Sienna Gallery is having a rather unusual show this month with a series of photographs by Lauren Kalman accompanied by a few objects used in them. The photos include a nude figure, ormamentation and mid-century furniture. Very strange and very beautiful but extremely mysterious. If you want to understand them you must read on.
Susan Cummins: Lauren, please tell the story of your background.
Lauren Kalman: Both of my parents were visual artists, and I think that had a huge influence on my development as an artist. My father is an industrial designer who is currently involved in designing and building his house, and my mother was a commercial photographer. They collected design and craft objects and were interested in architecture and design, so my aesthetic influences began very young. More specifically related to But If the Crime Is Beautiful … , we owned reproductions of the Eames recliner and Wassley chair, so Modern design was a part of my environment growing up.
I majored in metals at Massachusetts College of Art, and following that, was accepted into the now-defunct apprenticeship program at the Johnson Atelier Technical Institute of Sculpture. There, I was trained in foundry with a focus in metal chasing and welding.

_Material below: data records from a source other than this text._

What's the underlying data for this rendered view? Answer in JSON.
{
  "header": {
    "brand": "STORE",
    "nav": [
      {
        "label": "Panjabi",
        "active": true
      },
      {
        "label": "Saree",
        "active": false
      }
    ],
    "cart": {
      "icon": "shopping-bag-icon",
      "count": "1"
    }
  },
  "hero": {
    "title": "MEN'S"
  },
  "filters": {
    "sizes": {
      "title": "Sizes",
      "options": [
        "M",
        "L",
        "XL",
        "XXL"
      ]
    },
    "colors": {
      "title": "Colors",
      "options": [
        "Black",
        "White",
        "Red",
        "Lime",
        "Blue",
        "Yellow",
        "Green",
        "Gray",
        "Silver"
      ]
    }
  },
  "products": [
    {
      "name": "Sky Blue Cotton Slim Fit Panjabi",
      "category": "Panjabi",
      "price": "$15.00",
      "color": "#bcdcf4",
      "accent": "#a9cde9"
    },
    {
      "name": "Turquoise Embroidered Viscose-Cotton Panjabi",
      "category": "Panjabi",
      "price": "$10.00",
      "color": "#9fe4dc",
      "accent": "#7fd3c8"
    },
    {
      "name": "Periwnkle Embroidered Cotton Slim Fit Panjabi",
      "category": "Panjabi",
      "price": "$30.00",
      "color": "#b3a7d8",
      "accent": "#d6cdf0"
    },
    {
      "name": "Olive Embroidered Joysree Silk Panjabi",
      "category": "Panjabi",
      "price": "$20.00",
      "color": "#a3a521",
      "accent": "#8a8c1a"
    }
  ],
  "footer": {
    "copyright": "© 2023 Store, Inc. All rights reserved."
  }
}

My MFA is in art and technology from The Ohio State University. This background includes exposure to conceptual practices, physical computing, digital imaging, and digital video, all of which play an important roll in my current practice.